The back is unbound and the top triple bound in celluloid. The mahogany neck has a bound, dot inlaid rosewood fingerboard. This guitar's single pickup is the older Queens, NY-made Franz unit, which was about to be phased out for good in 1962. This white-covered "soapbar" unit gives this guitar a sweeter, mellower tone than the subsequent pickups Guild employed. The newer style label, black plastic knobs with a "G" shield metal cap and back-painted Lucite pickguard are all typical mid-'60s features, while the Guild "Harp" tailpiece, and two-footed wooden-saddle adjustable bridge specific to this model were carried for many years.

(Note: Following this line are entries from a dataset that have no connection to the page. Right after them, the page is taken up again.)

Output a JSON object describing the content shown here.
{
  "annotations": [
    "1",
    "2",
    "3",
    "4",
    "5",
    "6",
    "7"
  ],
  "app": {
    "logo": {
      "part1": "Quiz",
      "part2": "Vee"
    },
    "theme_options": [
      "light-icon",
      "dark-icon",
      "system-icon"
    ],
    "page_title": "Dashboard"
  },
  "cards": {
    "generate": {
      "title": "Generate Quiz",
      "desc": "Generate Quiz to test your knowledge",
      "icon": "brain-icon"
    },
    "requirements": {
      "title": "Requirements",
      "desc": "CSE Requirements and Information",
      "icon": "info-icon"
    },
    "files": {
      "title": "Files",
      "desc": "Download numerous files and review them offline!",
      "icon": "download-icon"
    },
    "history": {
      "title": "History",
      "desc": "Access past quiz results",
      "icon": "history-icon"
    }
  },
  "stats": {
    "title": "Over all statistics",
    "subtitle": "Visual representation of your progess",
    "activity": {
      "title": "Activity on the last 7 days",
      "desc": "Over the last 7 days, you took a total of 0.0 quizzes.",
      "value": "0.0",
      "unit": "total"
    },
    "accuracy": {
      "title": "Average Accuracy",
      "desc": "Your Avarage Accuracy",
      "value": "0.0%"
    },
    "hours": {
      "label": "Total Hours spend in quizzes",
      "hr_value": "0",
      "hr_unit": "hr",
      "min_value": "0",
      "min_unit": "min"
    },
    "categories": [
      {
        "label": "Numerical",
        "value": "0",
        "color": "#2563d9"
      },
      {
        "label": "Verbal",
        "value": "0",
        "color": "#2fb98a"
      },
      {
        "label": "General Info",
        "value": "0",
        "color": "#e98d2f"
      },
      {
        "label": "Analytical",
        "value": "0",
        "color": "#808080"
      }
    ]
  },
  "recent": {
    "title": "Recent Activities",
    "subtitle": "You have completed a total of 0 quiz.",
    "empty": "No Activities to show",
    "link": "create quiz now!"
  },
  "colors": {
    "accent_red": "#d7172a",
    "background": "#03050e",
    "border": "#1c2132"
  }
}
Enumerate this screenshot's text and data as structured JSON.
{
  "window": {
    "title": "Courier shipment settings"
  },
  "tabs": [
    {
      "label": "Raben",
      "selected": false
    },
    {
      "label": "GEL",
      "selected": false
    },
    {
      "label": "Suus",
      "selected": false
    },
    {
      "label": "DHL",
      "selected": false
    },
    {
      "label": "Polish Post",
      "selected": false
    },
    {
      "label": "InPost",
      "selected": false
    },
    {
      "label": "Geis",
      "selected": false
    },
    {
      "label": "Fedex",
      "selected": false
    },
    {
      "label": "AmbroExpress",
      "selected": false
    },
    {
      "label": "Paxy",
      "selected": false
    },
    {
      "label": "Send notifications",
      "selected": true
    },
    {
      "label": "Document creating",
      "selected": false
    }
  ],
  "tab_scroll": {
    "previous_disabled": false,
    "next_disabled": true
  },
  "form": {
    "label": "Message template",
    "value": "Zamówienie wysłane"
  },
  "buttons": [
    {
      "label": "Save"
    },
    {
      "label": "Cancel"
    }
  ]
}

This guitar has been in the possession of the amazingly prolific New York guitarist/composer Elliott Sharp for decades. This instrument has been on a number of projects and he detailed its use as follows:

Performance: Used on jazz and blues gigs in the 1980s

Recording: Mofungo: Albums "Work", "Bugged", "Frederick Douglass" and "Messenger Dogs Of The Gods".
Terraplane: album "Blues For Next" on the song "Chemically"
"Binibon: an opera" used on the track "Fun City Days"

This cherry 3/4 M-65 is a cool variation on this unique Guild, an excellent-playing little guitar for practically any style.
Overall length is 36 3/4 in. (93.3 cm.), 13 5/8 in. (34.6 cm.) wide at lower bout, and 2 1/4 in. (5.7 cm.) in depth, measured at side of rim. Scale length is 22 3/4 in. (578 mm.). Width of nut is 1 5/8 in. (41 mm.).

Overall this is guitar shows signs of long use but remains a nice example; the finish on the back is noticeably more worn than the rest of the instrument. The top is relatively clean with only some small dings and scuffing, the sides a bit more worn. The finish on the back of the neck is down to the wood in the center and has some small dings and dents but nothing too noticeable. The guitar remains all original except for the tuners, which are later '60s Japanese pieces in place of the original strip Waverlys. The frets are slightly crowned down but have only very minor subsequent wear and play fine. This is a super easily handling guitar still in the original brown chipboard case, played in many adventurous situations and ready for new adventures. Overall Excellent - Condition.